After surgery, she helped me work my snatch technique around my somewhat limited mobility and easily pissed off scar tissue. Also, through conversations with her on lifting and listening to her coach seminars, I'd say my own coaching eye for the lifts has progressed much faster than it would have on my own. 

Tuesday, November 5, 2013

Women's SPF Pro/Am Meet Recap and Prep Analysis

This meet went very well for me. Complete night and day comparison when I think back to the Women's Pro/Am meet from last year. I've learned a lot about my body's reaction to training styles and, just as important, my brain's reaction to various training and prep styles.

My goal was to just reach the SPF Elite total. I was able to do that and more.

My squat at 145 kg, bench press at 77.5 kg and deadlift at 192.5 kg gave me a total of 415 kg or 915 lbs. The SPF raw classifications for 165 lbs lifters put Elite at 853 lbs and at 181 lbs at 895 lbs. So next March I'll weigh in at the next class up and get that classification as well.

Future goals, besides SPF elite at 181 lbs...

To get international elite standing, I would need a 445 kg total at the 75 kg bodyweight class. So another 30 kg or 66 lbs. My goal for this time next year is to go for that. It might be the only time in the future I try to weight in at 75 kg again.

Prep Analysis

For the most part, I think what I did worked very well for me. It wasn't "typical" of what most powerlifters and powerlifting coaches have their athletes do as they taper for a meet. Typically, a week before you're doing your last attempts at openers, one each day. Then the week of, each day your doing the warm ups for one of the lifts. Monday is squat, Tuesday is bench, Wednesday is deadlift.

I've been training myself on much more volume than that. Volume the way I've been doing it makes me feel good mentally and physically. So I did my openers all in one day. Reasoning for myself is, I'm going to have to do all lifts in one day at the meet, best know how I'm going to feel deadlifting after some heavy squats.
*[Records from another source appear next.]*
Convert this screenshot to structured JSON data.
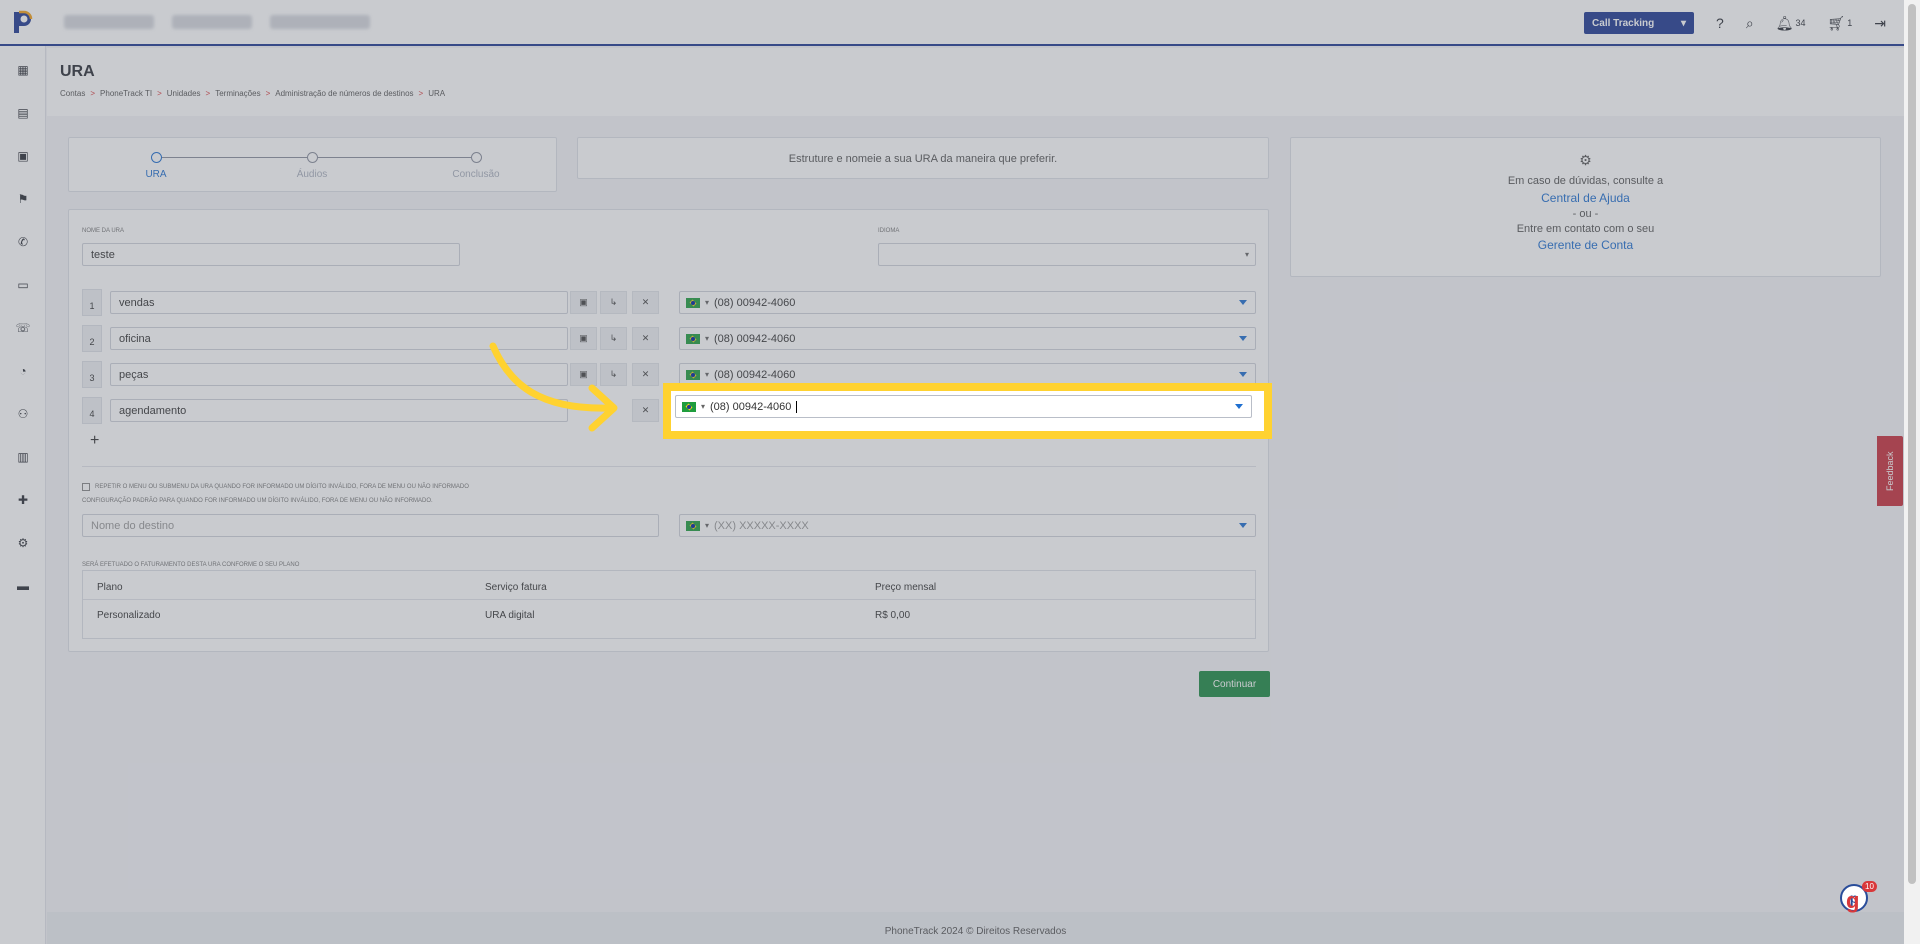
{
  "header": {
    "product_select": "Call Tracking",
    "notifications_count": "34",
    "cart_count": "1"
  },
  "page": {
    "title": "URA",
    "breadcrumb": [
      "Contas",
      "PhoneTrack TI",
      "Unidades",
      "Terminações",
      "Administração de números de destinos",
      "URA"
    ]
  },
  "stepper": {
    "steps": [
      "URA",
      "Áudios",
      "Conclusão"
    ]
  },
  "intro": "Estruture e nomeie a sua URA da maneira que preferir.",
  "help": {
    "line1": "Em caso de dúvidas, consulte a",
    "link1": "Central de Ajuda",
    "or": "- ou -",
    "line2": "Entre em contato com o seu",
    "link2": "Gerente de Conta"
  },
  "form": {
    "name_label": "Nome da URA",
    "name_value": "teste",
    "language_label": "Idioma",
    "language_value": "",
    "options": [
      {
        "number": "1",
        "name": "vendas",
        "phone": "(08) 00942-4060"
      },
      {
        "number": "2",
        "name": "oficina",
        "phone": "(08) 00942-4060"
      },
      {
        "number": "3",
        "name": "peças",
        "phone": "(08) 00942-4060"
      },
      {
        "number": "4",
        "name": "agendamento",
        "phone": "(08) 00942-4060"
      }
    ],
    "add_symbol": "+",
    "repeat_label": "Repetir o menu ou submenu da URA quando for informado um dígito inválido, fora de menu ou não informado",
    "default_config_label": "Configuração padrão para quando for informado um dígito inválido, fora de menu ou não informado.",
    "destination_placeholder": "Nome do destino",
    "phone_placeholder": "(XX) XXXXX-XXXX"
  },
  "billing": {
    "label": "Será efetuado o faturamento desta URA conforme o seu plano",
    "headers": [
      "Plano",
      "Serviço fatura",
      "Preço mensal"
    ],
    "row": [
      "Personalizado",
      "URA digital",
      "R$ 0,00"
    ]
  },
  "buttons": {
    "continue": "Continuar"
  },
  "footer": "PhoneTrack 2024 © Direitos Reservados",
  "feedback": "Feedback",
  "chat_count": "10",
  "colors": {
    "brand": "#1f3a93",
    "highlight": "#ffd230",
    "primary_button": "#1e8a44"
  }
}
Like I said, it's not typical, but it works for my brain more than anything.

Then on Monday I did the final warm ups for all lifts. Tuesday was some Olympic lifting. Wednesday was off. Thursday was partial warm ups for all lifts. Friday was speed work at 50%. Saturday was trapeze.

Trapeze? The day before the meet? You see, trapeze make me VERY VERY happy. And I did trapeze class the day before I pulled some Olympic lift PRs out of my ass at the Max's Gym Open. I'm pretty sure that trapeze class is my lucky rabbit's foot.
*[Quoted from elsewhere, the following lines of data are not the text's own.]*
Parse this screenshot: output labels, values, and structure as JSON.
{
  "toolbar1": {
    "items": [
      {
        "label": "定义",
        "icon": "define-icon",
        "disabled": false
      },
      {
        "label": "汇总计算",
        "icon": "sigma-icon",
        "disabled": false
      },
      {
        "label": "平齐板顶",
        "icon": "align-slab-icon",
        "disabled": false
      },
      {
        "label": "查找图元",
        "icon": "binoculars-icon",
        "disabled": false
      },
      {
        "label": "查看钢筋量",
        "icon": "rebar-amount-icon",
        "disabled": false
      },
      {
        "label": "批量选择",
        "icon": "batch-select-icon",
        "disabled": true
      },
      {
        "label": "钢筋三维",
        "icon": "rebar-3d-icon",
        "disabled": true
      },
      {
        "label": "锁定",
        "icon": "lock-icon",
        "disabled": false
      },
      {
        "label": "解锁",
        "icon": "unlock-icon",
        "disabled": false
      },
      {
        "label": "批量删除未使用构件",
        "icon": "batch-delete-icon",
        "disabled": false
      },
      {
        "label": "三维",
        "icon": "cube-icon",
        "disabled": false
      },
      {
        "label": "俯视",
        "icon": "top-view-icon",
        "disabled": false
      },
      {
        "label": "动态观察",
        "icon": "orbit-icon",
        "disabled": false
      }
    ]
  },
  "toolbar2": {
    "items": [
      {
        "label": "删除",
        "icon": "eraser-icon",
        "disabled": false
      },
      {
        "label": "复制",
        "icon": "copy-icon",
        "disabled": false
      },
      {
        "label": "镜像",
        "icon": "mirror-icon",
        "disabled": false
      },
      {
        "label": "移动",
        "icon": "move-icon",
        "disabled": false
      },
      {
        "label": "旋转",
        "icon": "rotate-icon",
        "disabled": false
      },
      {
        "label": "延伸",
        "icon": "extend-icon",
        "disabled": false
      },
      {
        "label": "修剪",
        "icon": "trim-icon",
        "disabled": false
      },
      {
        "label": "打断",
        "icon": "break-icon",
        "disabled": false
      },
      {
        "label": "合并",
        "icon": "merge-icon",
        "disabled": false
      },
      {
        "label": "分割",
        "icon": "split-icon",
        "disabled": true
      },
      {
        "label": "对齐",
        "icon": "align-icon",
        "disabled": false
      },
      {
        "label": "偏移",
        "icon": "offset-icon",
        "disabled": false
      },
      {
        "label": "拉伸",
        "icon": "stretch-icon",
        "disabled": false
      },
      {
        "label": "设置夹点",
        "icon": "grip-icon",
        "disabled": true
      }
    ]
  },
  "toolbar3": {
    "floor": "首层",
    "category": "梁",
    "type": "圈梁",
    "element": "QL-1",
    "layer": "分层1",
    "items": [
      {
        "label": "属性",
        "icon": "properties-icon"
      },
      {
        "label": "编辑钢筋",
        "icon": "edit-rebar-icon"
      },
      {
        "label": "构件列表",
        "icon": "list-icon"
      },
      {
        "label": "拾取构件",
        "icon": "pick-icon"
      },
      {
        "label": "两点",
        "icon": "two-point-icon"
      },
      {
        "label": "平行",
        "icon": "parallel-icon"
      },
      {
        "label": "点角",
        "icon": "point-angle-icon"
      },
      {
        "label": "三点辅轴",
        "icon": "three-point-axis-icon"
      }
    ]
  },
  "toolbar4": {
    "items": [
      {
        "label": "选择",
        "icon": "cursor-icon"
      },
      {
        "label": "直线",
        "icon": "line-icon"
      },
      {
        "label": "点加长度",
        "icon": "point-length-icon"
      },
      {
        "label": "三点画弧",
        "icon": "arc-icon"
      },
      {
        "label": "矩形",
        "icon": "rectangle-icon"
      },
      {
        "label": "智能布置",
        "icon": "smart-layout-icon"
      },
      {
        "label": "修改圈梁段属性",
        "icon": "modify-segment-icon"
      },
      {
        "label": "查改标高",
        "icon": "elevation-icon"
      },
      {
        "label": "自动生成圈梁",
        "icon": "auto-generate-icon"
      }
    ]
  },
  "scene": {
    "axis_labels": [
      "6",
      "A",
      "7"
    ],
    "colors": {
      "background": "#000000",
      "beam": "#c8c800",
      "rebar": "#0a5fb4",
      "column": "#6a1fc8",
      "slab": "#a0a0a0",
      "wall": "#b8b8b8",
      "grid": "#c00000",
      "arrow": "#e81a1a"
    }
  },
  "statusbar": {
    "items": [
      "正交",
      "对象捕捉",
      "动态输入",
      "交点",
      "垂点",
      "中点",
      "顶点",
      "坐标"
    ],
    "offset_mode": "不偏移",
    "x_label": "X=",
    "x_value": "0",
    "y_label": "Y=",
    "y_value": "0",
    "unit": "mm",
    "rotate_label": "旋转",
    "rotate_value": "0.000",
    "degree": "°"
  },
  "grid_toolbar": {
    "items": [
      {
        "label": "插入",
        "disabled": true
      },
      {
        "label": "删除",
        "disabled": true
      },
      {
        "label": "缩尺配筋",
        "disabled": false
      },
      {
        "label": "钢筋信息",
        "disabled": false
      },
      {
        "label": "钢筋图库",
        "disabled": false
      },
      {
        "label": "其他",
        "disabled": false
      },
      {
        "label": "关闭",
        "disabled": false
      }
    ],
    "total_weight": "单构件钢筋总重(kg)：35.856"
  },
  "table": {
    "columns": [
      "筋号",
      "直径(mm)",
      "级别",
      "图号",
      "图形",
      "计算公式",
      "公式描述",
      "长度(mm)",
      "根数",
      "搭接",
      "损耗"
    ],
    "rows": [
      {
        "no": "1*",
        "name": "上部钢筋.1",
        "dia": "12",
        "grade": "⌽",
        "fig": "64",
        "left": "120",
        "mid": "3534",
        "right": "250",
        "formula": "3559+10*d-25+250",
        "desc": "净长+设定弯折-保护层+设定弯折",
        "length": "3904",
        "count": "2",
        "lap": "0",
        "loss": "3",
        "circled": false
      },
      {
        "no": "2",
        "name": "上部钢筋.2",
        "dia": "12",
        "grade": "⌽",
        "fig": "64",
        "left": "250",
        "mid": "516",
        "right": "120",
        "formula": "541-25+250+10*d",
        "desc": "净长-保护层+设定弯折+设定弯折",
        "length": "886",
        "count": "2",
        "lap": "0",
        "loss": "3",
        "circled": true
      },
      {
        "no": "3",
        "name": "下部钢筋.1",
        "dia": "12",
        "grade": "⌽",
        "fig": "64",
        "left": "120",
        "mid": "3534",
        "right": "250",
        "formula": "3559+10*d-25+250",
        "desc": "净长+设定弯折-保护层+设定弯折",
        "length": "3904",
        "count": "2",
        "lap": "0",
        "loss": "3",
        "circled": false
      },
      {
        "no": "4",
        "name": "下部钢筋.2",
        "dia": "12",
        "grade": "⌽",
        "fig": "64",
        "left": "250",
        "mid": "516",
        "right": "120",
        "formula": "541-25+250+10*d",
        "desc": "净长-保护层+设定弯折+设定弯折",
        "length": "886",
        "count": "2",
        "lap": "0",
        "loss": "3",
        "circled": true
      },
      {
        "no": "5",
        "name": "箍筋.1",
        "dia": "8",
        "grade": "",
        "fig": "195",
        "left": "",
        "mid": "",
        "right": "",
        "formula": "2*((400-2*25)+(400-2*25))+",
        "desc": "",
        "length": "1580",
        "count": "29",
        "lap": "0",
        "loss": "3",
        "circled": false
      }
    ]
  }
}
All in all, what I did here helped me feel physically prepared and mentally calm.

Changes I Would Make

Very few.

I missed my third squat attempt. I think in the future, a month or so out of the competition, I will force myself to take 8 minutes, more or less, between max attempts. At these meets, you have to wait for the whole flight to run through back to you, and all that sitting around, brooding about the squat, I think really did me in. Also, finding ways to not brood while waiting would be helpful.

Other than that, I feel like I did right by me. Would I prep someone else for a meet the way I prep myself? Probably not. I would go a more conventional route. Lots of rest and the like. It's a standard approach for a reason.
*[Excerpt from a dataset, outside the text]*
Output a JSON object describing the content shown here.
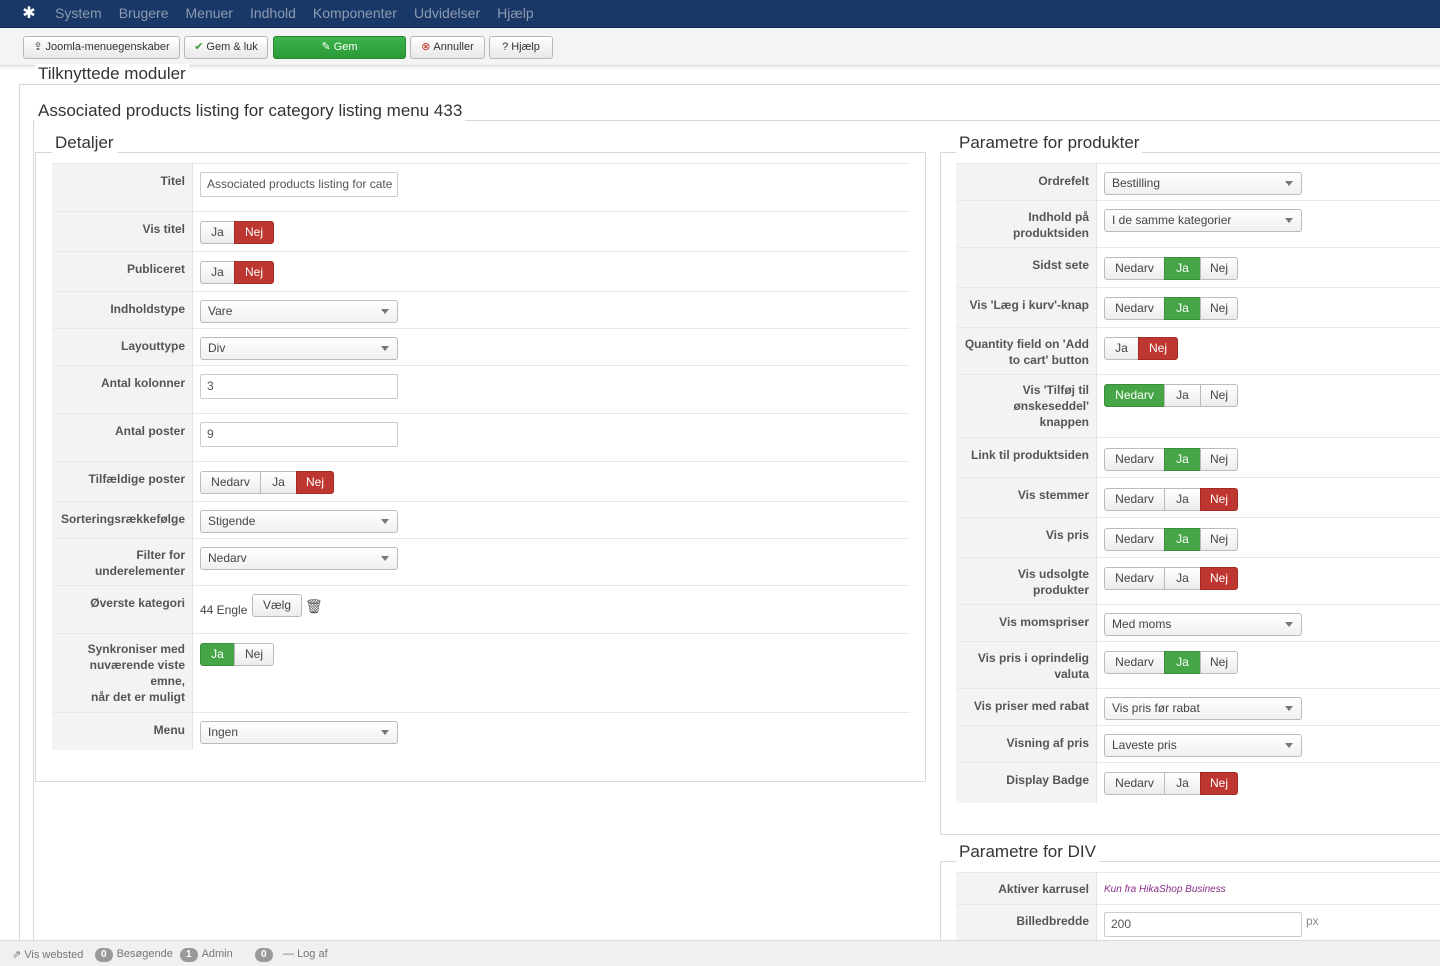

Now as I wait for March to roll around, I can focus on being the best GD Olympic lifter I can be and NOT on making weight for anything!

Friday, November 1, 2013

Women's Pro/Am Powerlifting Meet this Weekend

I'll be competing in the Women's Pro/Am Meet this Sunday. I go up on Saturday to weigh in at 5pm. Fingers crossed I finally make 75kg FOR ONCE IN MY LIFE SINCE SURGERY!

If it all works out, you'll be hearing from me.

Then I attempt to hoist enough to earn the SPF Elite Lifter title. The only lift I'm worried about is the deadlift. Making weight affects my deadlift, as does the fact that it's the last lift of the day, after everything else and two endorphin spikes and crashes.

Wish me luck!

If you care to see any of the action, the web streaming information is in the picture above. No, you do NOT want to come watch in person, I promise. Just have the hoisting up on your computer in the background and listen for my name. :)